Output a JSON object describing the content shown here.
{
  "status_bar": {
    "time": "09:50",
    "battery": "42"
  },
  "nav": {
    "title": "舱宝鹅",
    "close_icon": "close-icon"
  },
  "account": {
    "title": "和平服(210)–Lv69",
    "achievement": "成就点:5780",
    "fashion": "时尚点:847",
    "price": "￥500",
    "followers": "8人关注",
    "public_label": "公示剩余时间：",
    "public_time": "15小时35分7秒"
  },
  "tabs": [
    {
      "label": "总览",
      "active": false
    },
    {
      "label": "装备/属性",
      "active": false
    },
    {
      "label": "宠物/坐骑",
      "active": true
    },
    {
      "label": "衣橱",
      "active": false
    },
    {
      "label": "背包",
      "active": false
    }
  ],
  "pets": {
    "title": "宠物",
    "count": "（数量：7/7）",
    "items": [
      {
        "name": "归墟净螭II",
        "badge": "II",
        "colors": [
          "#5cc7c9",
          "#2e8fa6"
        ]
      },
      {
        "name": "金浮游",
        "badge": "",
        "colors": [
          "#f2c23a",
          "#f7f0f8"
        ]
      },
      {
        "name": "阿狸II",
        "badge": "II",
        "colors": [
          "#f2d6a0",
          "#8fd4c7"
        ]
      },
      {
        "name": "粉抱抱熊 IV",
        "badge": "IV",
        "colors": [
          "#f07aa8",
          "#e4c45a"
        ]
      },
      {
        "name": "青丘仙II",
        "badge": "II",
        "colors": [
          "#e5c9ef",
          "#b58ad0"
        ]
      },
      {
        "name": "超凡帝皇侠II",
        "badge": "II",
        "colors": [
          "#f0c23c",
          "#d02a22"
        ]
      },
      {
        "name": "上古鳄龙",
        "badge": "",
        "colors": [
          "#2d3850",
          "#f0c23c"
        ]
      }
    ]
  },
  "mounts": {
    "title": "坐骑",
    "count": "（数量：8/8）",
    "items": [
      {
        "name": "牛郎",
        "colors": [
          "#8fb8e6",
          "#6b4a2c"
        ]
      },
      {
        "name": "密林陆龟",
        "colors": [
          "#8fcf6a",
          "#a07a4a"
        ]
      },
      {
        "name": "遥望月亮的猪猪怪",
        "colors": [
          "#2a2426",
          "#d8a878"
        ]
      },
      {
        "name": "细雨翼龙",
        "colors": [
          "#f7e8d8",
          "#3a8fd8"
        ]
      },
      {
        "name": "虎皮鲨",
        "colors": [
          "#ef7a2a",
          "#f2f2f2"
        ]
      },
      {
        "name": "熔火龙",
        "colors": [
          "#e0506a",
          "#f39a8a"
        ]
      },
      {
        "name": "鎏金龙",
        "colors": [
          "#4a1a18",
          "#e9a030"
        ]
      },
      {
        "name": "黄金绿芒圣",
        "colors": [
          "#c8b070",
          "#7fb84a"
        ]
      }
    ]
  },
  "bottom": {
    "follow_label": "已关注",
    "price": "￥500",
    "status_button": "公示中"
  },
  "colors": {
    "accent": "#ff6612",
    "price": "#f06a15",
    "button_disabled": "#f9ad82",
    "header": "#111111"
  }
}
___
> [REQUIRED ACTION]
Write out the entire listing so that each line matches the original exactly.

> [ANSWER SPACE]
Output a JSON object describing the content shown here.
{
  "status_bar": {
    "time": "09:50",
    "battery": "42"
  },
  "nav": {
    "title": "舱宝鹅",
    "close_icon": "close-icon"
  },
  "account": {
    "title": "和平服(210)–Lv69",
    "achievement": "成就点:5780",
    "fashion": "时尚点:847",
    "price": "￥500",
    "followers": "8人关注",
    "public_label": "公示剩余时间：",
    "public_time": "15小时35分7秒"
  },
  "tabs": [
    {
      "label": "总览",
      "active": false
    },
    {
      "label": "装备/属性",
      "active": false
    },
    {
      "label": "宠物/坐骑",
      "active": true
    },
    {
      "label": "衣橱",
      "active": false
    },
    {
      "label": "背包",
      "active": false
    }
  ],
  "pets": {
    "title": "宠物",
    "count": "（数量：7/7）",
    "items": [
      {
        "name": "归墟净螭II",
        "badge": "II",
        "colors": [
          "#5cc7c9",
          "#2e8fa6"
        ]
      },
      {
        "name": "金浮游",
        "badge": "",
        "colors": [
          "#f2c23a",
          "#f7f0f8"
        ]
      },
      {
        "name": "阿狸II",
        "badge": "II",
        "colors": [
          "#f2d6a0",
          "#8fd4c7"
        ]
      },
      {
        "name": "粉抱抱熊 IV",
        "badge": "IV",
        "colors": [
          "#f07aa8",
          "#e4c45a"
        ]
      },
      {
        "name": "青丘仙II",
        "badge": "II",
        "colors": [
          "#e5c9ef",
          "#b58ad0"
        ]
      },
      {
        "name": "超凡帝皇侠II",
        "badge": "II",
        "colors": [
          "#f0c23c",
          "#d02a22"
        ]
      },
      {
        "name": "上古鳄龙",
        "badge": "",
        "colors": [
          "#2d3850",
          "#f0c23c"
        ]
      }
    ]
  },
  "mounts": {
    "title": "坐骑",
    "count": "（数量：8/8）",
    "items": [
      {
        "name": "牛郎",
        "colors": [
          "#8fb8e6",
          "#6b4a2c"
        ]
      },
      {
        "name": "密林陆龟",
        "colors": [
          "#8fcf6a",
          "#a07a4a"
        ]
      },
      {
        "name": "遥望月亮的猪猪怪",
        "colors": [
          "#2a2426",
          "#d8a878"
        ]
      },
      {
        "name": "细雨翼龙",
        "colors": [
          "#f7e8d8",
          "#3a8fd8"
        ]
      },
      {
        "name": "虎皮鲨",
        "colors": [
          "#ef7a2a",
          "#f2f2f2"
        ]
      },
      {
        "name": "熔火龙",
        "colors": [
          "#e0506a",
          "#f39a8a"
        ]
      },
      {
        "name": "鎏金龙",
        "colors": [
          "#4a1a18",
          "#e9a030"
        ]
      },
      {
        "name": "黄金绿芒圣",
        "colors": [
          "#c8b070",
          "#7fb84a"
        ]
      }
    ]
  },
  "bottom": {
    "follow_label": "已关注",
    "price": "￥500",
    "status_button": "公示中"
  },
  "colors": {
    "accent": "#ff6612",
    "price": "#f06a15",
    "button_disabled": "#f9ad82",
    "header": "#111111"
  }
}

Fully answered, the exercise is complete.